How do you calculate the oxidation number of an element?

Aug 12, 2016

Elements are easy because they are zerovalent.

Explanation:

The oxidation number of an element, which has not undergone electron transfer is ZERO.

In compounds, elements are conceived to have undergone transfer, and they typically acquire a postive oxidation number if they are metals, and a negative oxidation number if non-metals.
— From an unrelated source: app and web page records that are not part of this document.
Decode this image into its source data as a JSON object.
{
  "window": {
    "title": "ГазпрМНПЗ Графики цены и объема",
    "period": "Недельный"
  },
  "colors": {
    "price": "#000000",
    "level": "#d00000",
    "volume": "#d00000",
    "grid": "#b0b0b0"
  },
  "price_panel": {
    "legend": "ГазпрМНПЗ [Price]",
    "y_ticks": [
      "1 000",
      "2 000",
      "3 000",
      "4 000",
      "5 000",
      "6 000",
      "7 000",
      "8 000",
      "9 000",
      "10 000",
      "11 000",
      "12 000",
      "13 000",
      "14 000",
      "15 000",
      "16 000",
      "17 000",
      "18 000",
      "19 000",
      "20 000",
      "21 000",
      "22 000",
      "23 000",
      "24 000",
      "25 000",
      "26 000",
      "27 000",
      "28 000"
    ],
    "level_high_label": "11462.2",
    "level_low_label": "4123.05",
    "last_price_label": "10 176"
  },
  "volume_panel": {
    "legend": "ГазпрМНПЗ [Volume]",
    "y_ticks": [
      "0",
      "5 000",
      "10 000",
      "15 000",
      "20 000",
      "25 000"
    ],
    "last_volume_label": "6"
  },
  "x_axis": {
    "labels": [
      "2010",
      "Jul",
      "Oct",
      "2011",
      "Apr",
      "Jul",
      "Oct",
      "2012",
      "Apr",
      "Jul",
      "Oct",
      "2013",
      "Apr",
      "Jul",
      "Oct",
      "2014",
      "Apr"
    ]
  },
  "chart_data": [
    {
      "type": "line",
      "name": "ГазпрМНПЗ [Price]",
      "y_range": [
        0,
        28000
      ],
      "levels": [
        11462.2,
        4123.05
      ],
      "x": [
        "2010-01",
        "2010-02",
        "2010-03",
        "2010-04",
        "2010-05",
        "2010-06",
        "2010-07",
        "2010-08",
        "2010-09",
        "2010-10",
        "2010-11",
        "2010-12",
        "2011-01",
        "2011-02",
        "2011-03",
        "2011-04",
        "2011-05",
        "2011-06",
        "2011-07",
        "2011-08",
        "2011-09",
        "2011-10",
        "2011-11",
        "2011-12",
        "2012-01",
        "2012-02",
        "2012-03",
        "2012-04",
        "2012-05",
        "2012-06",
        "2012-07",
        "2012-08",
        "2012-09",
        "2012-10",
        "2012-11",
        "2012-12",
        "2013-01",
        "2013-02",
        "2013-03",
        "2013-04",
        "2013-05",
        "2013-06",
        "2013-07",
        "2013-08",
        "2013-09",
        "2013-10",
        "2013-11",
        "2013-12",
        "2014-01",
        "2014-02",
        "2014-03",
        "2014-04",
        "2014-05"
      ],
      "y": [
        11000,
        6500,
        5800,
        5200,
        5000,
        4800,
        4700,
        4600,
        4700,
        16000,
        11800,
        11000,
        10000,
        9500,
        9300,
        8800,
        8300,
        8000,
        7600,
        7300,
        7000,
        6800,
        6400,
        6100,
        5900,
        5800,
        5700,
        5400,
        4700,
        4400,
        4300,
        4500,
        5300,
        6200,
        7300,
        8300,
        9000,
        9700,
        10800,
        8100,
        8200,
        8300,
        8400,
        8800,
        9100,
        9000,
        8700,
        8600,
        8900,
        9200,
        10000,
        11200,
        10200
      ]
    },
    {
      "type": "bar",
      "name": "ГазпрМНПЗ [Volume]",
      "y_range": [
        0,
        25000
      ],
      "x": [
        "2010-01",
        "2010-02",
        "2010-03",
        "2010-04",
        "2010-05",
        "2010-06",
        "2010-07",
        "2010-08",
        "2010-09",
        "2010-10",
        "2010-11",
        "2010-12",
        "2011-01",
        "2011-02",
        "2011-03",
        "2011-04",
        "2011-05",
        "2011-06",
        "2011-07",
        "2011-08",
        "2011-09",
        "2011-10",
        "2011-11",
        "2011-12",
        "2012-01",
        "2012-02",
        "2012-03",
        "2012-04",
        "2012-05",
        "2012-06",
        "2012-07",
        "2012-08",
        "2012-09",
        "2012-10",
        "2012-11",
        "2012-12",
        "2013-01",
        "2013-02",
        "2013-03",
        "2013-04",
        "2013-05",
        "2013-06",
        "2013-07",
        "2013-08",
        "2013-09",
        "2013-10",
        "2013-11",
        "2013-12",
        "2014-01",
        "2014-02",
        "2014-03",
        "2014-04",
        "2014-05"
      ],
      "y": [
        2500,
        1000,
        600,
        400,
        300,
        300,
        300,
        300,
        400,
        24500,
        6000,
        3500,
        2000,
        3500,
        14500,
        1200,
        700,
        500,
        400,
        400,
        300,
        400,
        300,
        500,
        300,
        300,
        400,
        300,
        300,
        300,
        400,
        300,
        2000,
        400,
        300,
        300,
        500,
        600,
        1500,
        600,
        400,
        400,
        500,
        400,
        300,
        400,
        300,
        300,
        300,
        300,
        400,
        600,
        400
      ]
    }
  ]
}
Oxidation number is conceived to be the charge left on the central atom when all the bonds are broken with the charge devolving to the most electronegative atom.

When we do this with water: ${H}_{2} O \rightarrow 2 \times {H}^{+} + {O}^{2 -}$, we would assign oxidation states of $I +$ and $- I I$. We could do the same thing with a transition metal salt, $F e C {l}_{3} \rightarrow F {e}^{3 +} + 3 \times C {l}^{-}$

For a simple combustion rxn:

$C + {O}_{2} \rightarrow C {O}_{2}$

Zerovalent carbon is oxidized by zerovalent oxygen gas (i.e. electron transfer) to give $C \left(+ I V\right)$ and $O \left(- I I\right)$ in $C {O}_{2}$.